**Your objective**
What the answer must contain is every line of the records, exactly, with no pictures.

↓

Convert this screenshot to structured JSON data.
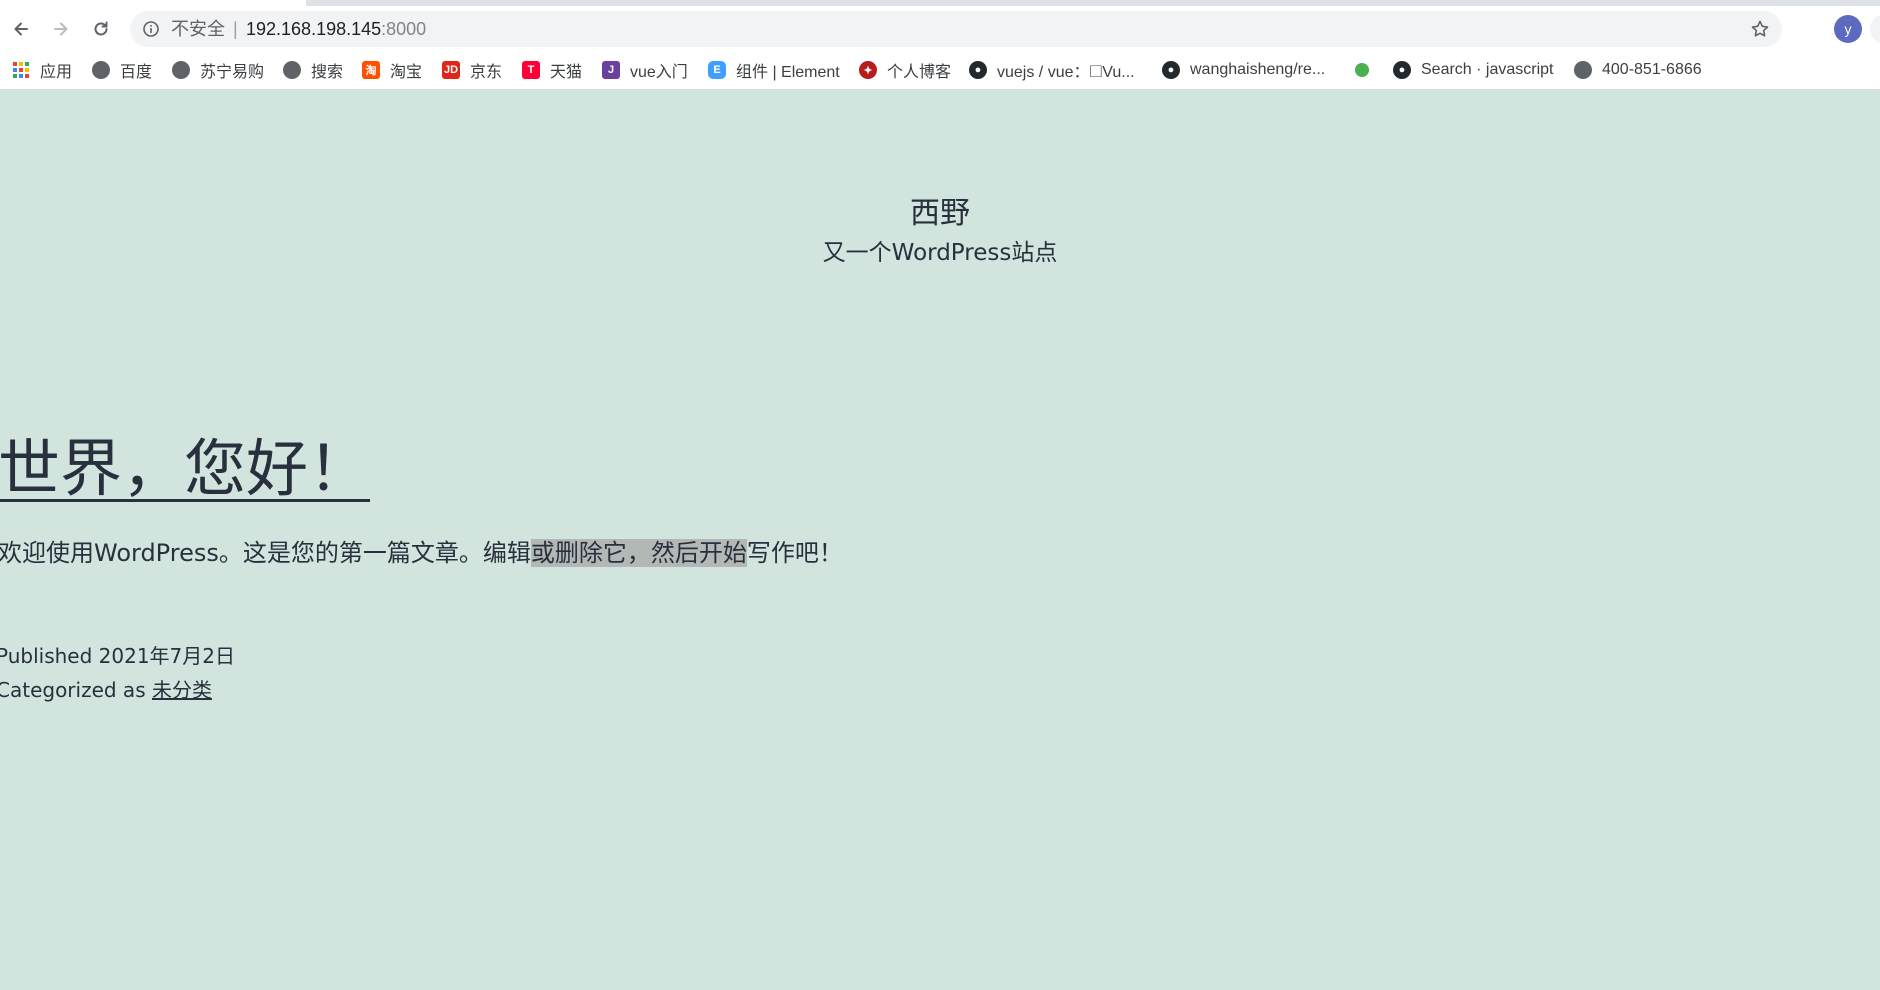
{
  "browser": {
    "address": {
      "security_label": "不安全",
      "separator": "|",
      "host": "192.168.198.145",
      "port": ":8000"
    },
    "profile_initial": "y",
    "bookmarks": [
      {
        "label": "应用",
        "icon": "apps-grid-icon"
      },
      {
        "label": "百度",
        "icon": "globe-icon"
      },
      {
        "label": "苏宁易购",
        "icon": "globe-icon"
      },
      {
        "label": "搜索",
        "icon": "globe-icon"
      },
      {
        "label": "淘宝",
        "icon": "taobao-icon"
      },
      {
        "label": "京东",
        "icon": "jd-icon"
      },
      {
        "label": "天猫",
        "icon": "tmall-icon"
      },
      {
        "label": "vue入门",
        "icon": "jetbrains-icon"
      },
      {
        "label": "组件 | Element",
        "icon": "element-icon"
      },
      {
        "label": "个人博客",
        "icon": "ninja-icon"
      },
      {
        "label": "vuejs / vue：🞎Vu...",
        "icon": "github-icon"
      },
      {
        "label": "wanghaisheng/re...",
        "icon": "github-icon"
      },
      {
        "label": "",
        "icon": "green-dot-icon"
      },
      {
        "label": "Search · javascript",
        "icon": "github-icon"
      },
      {
        "label": "400-851-6866",
        "icon": "globe-icon"
      }
    ]
  },
  "site": {
    "title": "西野",
    "description": "又一个WordPress站点"
  },
  "post": {
    "title": "世界，您好！",
    "body_before": "欢迎使用WordPress。这是您的第一篇文章。编辑",
    "body_highlight": "或删除它，然后开始",
    "body_after": "写作吧！",
    "published_label": "Published",
    "published_date": "2021年7月2日",
    "category_label": "Categorized as",
    "category": "未分类"
  },
  "colors": {
    "page_background": "#d2e4de",
    "text": "#28303d",
    "selection": "#b3b8b6"
  }
}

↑

**Answer to this task**
Convert this screenshot to structured JSON data.
{
  "browser": {
    "address": {
      "security_label": "不安全",
      "separator": "|",
      "host": "192.168.198.145",
      "port": ":8000"
    },
    "profile_initial": "y",
    "bookmarks": [
      {
        "label": "应用",
        "icon": "apps-grid-icon"
      },
      {
        "label": "百度",
        "icon": "globe-icon"
      },
      {
        "label": "苏宁易购",
        "icon": "globe-icon"
      },
      {
        "label": "搜索",
        "icon": "globe-icon"
      },
      {
        "label": "淘宝",
        "icon": "taobao-icon"
      },
      {
        "label": "京东",
        "icon": "jd-icon"
      },
      {
        "label": "天猫",
        "icon": "tmall-icon"
      },
      {
        "label": "vue入门",
        "icon": "jetbrains-icon"
      },
      {
        "label": "组件 | Element",
        "icon": "element-icon"
      },
      {
        "label": "个人博客",
        "icon": "ninja-icon"
      },
      {
        "label": "vuejs / vue：🞎Vu...",
        "icon": "github-icon"
      },
      {
        "label": "wanghaisheng/re...",
        "icon": "github-icon"
      },
      {
        "label": "",
        "icon": "green-dot-icon"
      },
      {
        "label": "Search · javascript",
        "icon": "github-icon"
      },
      {
        "label": "400-851-6866",
        "icon": "globe-icon"
      }
    ]
  },
  "site": {
    "title": "西野",
    "description": "又一个WordPress站点"
  },
  "post": {
    "title": "世界，您好！",
    "body_before": "欢迎使用WordPress。这是您的第一篇文章。编辑",
    "body_highlight": "或删除它，然后开始",
    "body_after": "写作吧！",
    "published_label": "Published",
    "published_date": "2021年7月2日",
    "category_label": "Categorized as",
    "category": "未分类"
  },
  "colors": {
    "page_background": "#d2e4de",
    "text": "#28303d",
    "selection": "#b3b8b6"
  }
}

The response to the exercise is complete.